But really - the only thing you should extract from your skin are blackheads, and even then, it should be done with utmost care, clean hands, and no fingernails. Bullying your skin will only cause further damage to the skin's matrix, and that won't help cure acne in the long run.
Don't be ashamed to ask for medical help.
I didn't want to go to a dermatologist at first, because I was afraid that I would immediately be given an oral antibiotic that would be extremely harsh on my stomach (the most commonly-prescribed antibiotics just about eat a hole through my stomach lining). Frankly, I also feared having to admit that, at the age of 25, I was having trouble with acne. It seemed like such a teenager-ish problem. Having large and obvious acne was awful in and of itself, but for some reason, asking a doctor to help me fix it made me feel like I had failed to do an adequate job of taking care of myself. In addition, I felt like spending good money on seeing a doctor for someone as superficial as acne was irresponsible, especially since my insurance at the time didn't cover such non-essential visits.

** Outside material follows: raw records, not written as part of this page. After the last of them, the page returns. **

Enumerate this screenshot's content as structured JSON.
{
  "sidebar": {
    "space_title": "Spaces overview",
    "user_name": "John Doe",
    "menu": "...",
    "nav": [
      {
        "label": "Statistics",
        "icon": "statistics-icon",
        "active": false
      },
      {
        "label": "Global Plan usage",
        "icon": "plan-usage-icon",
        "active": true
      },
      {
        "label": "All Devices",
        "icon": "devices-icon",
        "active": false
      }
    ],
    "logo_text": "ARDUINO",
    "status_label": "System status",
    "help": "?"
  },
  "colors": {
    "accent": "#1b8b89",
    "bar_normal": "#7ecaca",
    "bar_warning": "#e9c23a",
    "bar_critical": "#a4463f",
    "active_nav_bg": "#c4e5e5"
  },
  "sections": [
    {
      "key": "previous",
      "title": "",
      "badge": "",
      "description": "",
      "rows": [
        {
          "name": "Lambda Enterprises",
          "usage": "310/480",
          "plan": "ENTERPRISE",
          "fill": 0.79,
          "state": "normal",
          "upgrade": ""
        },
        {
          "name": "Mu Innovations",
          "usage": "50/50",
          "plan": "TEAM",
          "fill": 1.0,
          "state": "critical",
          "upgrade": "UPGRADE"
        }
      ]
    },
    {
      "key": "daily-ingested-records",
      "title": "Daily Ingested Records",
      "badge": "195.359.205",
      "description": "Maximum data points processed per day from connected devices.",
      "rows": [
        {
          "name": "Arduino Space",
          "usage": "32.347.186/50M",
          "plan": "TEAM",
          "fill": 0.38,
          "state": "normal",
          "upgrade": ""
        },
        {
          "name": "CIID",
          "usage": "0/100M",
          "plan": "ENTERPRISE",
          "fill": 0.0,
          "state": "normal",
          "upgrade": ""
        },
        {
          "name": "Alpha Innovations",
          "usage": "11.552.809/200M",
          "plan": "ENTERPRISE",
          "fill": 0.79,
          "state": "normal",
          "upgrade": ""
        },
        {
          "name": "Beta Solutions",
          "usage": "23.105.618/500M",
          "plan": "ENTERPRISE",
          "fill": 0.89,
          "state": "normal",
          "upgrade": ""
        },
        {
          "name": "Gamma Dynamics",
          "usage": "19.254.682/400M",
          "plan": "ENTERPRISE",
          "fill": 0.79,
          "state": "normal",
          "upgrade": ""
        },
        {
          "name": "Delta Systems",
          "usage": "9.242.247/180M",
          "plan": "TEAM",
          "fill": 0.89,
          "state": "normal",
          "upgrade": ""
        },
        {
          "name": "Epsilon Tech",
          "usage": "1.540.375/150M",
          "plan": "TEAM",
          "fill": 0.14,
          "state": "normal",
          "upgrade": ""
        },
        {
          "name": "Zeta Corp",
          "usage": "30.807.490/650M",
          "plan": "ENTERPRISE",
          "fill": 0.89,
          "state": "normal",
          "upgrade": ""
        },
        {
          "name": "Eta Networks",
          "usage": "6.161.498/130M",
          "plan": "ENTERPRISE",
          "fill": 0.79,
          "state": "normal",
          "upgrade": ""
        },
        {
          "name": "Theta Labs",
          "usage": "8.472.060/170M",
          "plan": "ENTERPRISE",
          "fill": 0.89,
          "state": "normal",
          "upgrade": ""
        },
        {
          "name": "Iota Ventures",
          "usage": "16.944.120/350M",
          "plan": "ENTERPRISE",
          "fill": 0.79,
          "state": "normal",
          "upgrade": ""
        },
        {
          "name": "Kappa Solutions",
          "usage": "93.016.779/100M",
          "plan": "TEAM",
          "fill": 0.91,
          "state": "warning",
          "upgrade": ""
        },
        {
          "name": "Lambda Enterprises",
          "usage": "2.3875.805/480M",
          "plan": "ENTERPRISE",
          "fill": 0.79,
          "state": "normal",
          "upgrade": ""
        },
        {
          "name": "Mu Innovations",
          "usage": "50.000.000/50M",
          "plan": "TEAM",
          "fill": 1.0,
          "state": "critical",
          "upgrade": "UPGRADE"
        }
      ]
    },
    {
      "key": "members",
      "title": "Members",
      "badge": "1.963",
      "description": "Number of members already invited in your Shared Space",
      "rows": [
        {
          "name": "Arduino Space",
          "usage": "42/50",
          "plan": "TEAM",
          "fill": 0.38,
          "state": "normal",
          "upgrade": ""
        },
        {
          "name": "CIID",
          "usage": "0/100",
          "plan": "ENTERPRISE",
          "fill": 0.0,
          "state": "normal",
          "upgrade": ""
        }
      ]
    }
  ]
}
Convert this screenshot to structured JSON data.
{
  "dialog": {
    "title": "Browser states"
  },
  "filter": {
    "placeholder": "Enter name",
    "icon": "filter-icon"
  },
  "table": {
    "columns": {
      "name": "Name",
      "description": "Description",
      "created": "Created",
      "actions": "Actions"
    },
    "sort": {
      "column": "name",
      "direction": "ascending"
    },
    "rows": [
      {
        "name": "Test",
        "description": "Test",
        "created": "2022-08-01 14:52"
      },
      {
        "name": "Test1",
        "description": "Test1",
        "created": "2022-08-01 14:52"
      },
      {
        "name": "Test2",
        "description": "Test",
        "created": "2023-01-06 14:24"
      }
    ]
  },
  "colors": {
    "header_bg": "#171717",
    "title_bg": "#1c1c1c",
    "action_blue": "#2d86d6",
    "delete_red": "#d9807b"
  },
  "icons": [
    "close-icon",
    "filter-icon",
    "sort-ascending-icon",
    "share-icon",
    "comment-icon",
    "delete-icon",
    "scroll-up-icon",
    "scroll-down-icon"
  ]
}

The office visit and prescribed medication cost me just over $300. And it was worth EVERY BLOODY PENNY. If only I had spent that money on the dermatologist up front, I would have saved myself another thousand dollars in pricey skincare expenditures. The topical antibiotic foam that my doctor prescribed helped to control the cystic breakouts, and the prescried gel (called Metrogel, don't ask me why) obliterated the bumps covering the sides of my face. As a very last resort, I eliminated several non-essential medications one by one, and finally discovered the culprit f my cystic acne - birth control pills. I haven't taken hormonal birth control in six years, and the cystic acne problem has almost completely vanished. Hormones are a very well-known culprit in teenage acne breakouts, but for some reason, it didn't occur to me that all the extra estrogen might be contributing to my zits.

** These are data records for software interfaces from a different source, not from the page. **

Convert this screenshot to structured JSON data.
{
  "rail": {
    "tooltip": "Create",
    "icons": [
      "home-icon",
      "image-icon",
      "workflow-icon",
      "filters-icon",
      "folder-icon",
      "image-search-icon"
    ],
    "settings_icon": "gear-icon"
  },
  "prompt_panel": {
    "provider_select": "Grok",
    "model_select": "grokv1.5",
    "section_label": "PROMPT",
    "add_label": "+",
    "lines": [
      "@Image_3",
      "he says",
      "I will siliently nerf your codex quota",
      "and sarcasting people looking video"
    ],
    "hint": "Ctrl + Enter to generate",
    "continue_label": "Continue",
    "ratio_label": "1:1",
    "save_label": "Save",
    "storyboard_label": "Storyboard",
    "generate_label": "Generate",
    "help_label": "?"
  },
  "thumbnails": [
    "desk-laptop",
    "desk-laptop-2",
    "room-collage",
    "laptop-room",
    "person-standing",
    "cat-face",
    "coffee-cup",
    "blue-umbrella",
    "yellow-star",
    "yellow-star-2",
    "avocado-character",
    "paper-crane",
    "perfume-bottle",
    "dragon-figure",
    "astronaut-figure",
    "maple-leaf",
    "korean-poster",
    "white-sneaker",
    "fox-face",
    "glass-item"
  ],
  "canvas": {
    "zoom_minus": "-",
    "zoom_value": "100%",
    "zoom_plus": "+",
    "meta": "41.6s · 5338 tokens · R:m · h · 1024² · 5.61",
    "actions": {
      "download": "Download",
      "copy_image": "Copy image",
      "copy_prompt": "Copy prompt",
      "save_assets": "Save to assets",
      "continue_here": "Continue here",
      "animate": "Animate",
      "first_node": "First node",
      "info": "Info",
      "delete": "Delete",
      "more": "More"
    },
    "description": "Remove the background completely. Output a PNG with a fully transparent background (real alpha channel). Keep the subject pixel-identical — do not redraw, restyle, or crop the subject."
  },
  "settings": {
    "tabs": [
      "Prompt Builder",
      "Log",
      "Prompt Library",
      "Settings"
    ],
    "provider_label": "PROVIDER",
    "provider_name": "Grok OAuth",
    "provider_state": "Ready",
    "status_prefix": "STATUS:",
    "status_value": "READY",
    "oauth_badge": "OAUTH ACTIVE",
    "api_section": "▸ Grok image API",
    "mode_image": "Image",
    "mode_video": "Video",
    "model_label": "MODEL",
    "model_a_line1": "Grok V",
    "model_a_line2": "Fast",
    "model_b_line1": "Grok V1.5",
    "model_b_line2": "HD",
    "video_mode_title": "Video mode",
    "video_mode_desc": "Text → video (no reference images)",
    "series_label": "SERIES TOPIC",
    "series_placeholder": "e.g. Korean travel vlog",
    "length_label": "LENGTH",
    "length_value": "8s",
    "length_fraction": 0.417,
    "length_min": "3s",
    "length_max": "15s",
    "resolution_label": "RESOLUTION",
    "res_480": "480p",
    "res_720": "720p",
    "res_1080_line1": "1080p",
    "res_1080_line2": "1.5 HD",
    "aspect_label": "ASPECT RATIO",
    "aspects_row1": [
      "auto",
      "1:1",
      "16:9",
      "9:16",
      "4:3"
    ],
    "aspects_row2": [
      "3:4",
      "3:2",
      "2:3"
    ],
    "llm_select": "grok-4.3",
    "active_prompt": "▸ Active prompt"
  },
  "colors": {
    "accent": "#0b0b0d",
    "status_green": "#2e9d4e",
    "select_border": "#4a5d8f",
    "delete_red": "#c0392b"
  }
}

If you can afford to see a specialist about your acne, see one. If you nip this problem in the bud now, you can avoid years of problems down the road. If you don't see an improvement in your acne after a couple of months of medicating, ask your doctor to try something else. Be persistent in your requests, and don't let insecurities about the vanity of it all stop you. Having acne doesn't make you a failure, or dirty, or speak volumes about your personality. It's just a problem with your dermis, and there's no shame in that.